What you have to do. What is needed is an exact copy of every entry.

(Beginning of Input records)

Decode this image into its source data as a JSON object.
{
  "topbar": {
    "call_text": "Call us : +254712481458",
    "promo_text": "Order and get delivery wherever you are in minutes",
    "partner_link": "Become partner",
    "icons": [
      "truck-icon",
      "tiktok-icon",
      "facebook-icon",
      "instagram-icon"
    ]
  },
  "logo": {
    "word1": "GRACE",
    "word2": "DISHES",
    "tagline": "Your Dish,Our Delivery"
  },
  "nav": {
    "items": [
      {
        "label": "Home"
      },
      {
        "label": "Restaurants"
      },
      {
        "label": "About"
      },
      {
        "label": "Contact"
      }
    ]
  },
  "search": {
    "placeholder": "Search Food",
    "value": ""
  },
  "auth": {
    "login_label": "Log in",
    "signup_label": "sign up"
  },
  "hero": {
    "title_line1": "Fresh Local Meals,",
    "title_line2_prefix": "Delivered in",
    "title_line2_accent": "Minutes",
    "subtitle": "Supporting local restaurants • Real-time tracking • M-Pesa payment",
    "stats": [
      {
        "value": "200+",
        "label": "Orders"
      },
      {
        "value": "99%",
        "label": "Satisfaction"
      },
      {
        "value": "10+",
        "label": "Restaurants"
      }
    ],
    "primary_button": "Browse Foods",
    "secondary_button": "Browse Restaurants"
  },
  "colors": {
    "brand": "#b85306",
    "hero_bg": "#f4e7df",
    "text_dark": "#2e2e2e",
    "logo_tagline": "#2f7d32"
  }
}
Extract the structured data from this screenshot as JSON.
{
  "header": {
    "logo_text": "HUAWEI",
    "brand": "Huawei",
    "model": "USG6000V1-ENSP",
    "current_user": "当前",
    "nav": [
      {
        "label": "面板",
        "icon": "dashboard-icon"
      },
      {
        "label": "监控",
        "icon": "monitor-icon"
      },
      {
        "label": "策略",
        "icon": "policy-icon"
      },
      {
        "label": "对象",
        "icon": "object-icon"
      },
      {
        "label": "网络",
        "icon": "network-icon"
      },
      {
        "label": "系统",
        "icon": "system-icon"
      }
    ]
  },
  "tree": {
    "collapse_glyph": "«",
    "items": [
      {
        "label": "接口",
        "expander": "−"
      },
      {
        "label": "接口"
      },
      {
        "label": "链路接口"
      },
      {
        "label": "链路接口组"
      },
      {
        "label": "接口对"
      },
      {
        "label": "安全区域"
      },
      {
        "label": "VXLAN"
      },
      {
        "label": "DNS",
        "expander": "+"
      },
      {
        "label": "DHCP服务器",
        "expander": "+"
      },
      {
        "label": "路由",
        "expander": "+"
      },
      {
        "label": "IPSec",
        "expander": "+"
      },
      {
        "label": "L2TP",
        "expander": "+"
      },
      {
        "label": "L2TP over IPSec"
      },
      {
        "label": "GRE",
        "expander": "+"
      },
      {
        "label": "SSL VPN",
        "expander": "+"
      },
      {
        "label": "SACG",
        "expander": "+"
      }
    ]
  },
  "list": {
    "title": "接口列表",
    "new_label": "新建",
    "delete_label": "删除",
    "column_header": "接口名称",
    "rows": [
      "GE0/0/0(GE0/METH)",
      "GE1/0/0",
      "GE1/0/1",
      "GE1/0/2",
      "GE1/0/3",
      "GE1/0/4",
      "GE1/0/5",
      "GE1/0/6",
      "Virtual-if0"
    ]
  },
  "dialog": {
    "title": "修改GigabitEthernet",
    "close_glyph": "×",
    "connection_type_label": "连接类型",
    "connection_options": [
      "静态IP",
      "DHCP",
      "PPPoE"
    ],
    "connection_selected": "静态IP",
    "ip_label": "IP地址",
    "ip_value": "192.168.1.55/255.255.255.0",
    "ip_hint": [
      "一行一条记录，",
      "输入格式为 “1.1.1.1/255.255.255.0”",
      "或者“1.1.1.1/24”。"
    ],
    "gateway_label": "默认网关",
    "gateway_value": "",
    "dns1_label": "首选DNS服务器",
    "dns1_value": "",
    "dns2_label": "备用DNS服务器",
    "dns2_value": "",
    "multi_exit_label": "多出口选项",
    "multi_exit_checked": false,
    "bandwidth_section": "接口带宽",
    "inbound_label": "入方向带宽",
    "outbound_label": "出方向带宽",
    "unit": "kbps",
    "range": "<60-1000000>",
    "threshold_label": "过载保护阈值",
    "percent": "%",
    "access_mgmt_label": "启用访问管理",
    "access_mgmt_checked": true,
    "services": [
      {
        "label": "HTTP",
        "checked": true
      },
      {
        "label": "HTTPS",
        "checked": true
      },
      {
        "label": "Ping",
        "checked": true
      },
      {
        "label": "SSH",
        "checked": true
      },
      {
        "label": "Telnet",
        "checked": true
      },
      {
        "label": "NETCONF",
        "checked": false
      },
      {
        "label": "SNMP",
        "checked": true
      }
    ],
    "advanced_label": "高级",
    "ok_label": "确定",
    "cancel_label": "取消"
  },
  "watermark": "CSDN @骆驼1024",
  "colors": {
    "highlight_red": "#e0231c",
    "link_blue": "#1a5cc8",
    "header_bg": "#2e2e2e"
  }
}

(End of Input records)

Solution for this exercise.
Decode this image into its source data as a JSON object.
{
  "topbar": {
    "call_text": "Call us : +254712481458",
    "promo_text": "Order and get delivery wherever you are in minutes",
    "partner_link": "Become partner",
    "icons": [
      "truck-icon",
      "tiktok-icon",
      "facebook-icon",
      "instagram-icon"
    ]
  },
  "logo": {
    "word1": "GRACE",
    "word2": "DISHES",
    "tagline": "Your Dish,Our Delivery"
  },
  "nav": {
    "items": [
      {
        "label": "Home"
      },
      {
        "label": "Restaurants"
      },
      {
        "label": "About"
      },
      {
        "label": "Contact"
      }
    ]
  },
  "search": {
    "placeholder": "Search Food",
    "value": ""
  },
  "auth": {
    "login_label": "Log in",
    "signup_label": "sign up"
  },
  "hero": {
    "title_line1": "Fresh Local Meals,",
    "title_line2_prefix": "Delivered in",
    "title_line2_accent": "Minutes",
    "subtitle": "Supporting local restaurants • Real-time tracking • M-Pesa payment",
    "stats": [
      {
        "value": "200+",
        "label": "Orders"
      },
      {
        "value": "99%",
        "label": "Satisfaction"
      },
      {
        "value": "10+",
        "label": "Restaurants"
      }
    ],
    "primary_button": "Browse Foods",
    "secondary_button": "Browse Restaurants"
  },
  "colors": {
    "brand": "#b85306",
    "hero_bg": "#f4e7df",
    "text_dark": "#2e2e2e",
    "logo_tagline": "#2f7d32"
  }
}
Extract the structured data from this screenshot as JSON.
{
  "header": {
    "logo_text": "HUAWEI",
    "brand": "Huawei",
    "model": "USG6000V1-ENSP",
    "current_user": "当前",
    "nav": [
      {
        "label": "面板",
        "icon": "dashboard-icon"
      },
      {
        "label": "监控",
        "icon": "monitor-icon"
      },
      {
        "label": "策略",
        "icon": "policy-icon"
      },
      {
        "label": "对象",
        "icon": "object-icon"
      },
      {
        "label": "网络",
        "icon": "network-icon"
      },
      {
        "label": "系统",
        "icon": "system-icon"
      }
    ]
  },
  "tree": {
    "collapse_glyph": "«",
    "items": [
      {
        "label": "接口",
        "expander": "−"
      },
      {
        "label": "接口"
      },
      {
        "label": "链路接口"
      },
      {
        "label": "链路接口组"
      },
      {
        "label": "接口对"
      },
      {
        "label": "安全区域"
      },
      {
        "label": "VXLAN"
      },
      {
        "label": "DNS",
        "expander": "+"
      },
      {
        "label": "DHCP服务器",
        "expander": "+"
      },
      {
        "label": "路由",
        "expander": "+"
      },
      {
        "label": "IPSec",
        "expander": "+"
      },
      {
        "label": "L2TP",
        "expander": "+"
      },
      {
        "label": "L2TP over IPSec"
      },
      {
        "label": "GRE",
        "expander": "+"
      },
      {
        "label": "SSL VPN",
        "expander": "+"
      },
      {
        "label": "SACG",
        "expander": "+"
      }
    ]
  },
  "list": {
    "title": "接口列表",
    "new_label": "新建",
    "delete_label": "删除",
    "column_header": "接口名称",
    "rows": [
      "GE0/0/0(GE0/METH)",
      "GE1/0/0",
      "GE1/0/1",
      "GE1/0/2",
      "GE1/0/3",
      "GE1/0/4",
      "GE1/0/5",
      "GE1/0/6",
      "Virtual-if0"
    ]
  },
  "dialog": {
    "title": "修改GigabitEthernet",
    "close_glyph": "×",
    "connection_type_label": "连接类型",
    "connection_options": [
      "静态IP",
      "DHCP",
      "PPPoE"
    ],
    "connection_selected": "静态IP",
    "ip_label": "IP地址",
    "ip_value": "192.168.1.55/255.255.255.0",
    "ip_hint": [
      "一行一条记录，",
      "输入格式为 “1.1.1.1/255.255.255.0”",
      "或者“1.1.1.1/24”。"
    ],
    "gateway_label": "默认网关",
    "gateway_value": "",
    "dns1_label": "首选DNS服务器",
    "dns1_value": "",
    "dns2_label": "备用DNS服务器",
    "dns2_value": "",
    "multi_exit_label": "多出口选项",
    "multi_exit_checked": false,
    "bandwidth_section": "接口带宽",
    "inbound_label": "入方向带宽",
    "outbound_label": "出方向带宽",
    "unit": "kbps",
    "range": "<60-1000000>",
    "threshold_label": "过载保护阈值",
    "percent": "%",
    "access_mgmt_label": "启用访问管理",
    "access_mgmt_checked": true,
    "services": [
      {
        "label": "HTTP",
        "checked": true
      },
      {
        "label": "HTTPS",
        "checked": true
      },
      {
        "label": "Ping",
        "checked": true
      },
      {
        "label": "SSH",
        "checked": true
      },
      {
        "label": "Telnet",
        "checked": true
      },
      {
        "label": "NETCONF",
        "checked": false
      },
      {
        "label": "SNMP",
        "checked": true
      }
    ],
    "advanced_label": "高级",
    "ok_label": "确定",
    "cancel_label": "取消"
  },
  "watermark": "CSDN @骆驼1024",
  "colors": {
    "highlight_red": "#e0231c",
    "link_blue": "#1a5cc8",
    "header_bg": "#2e2e2e"
  }
}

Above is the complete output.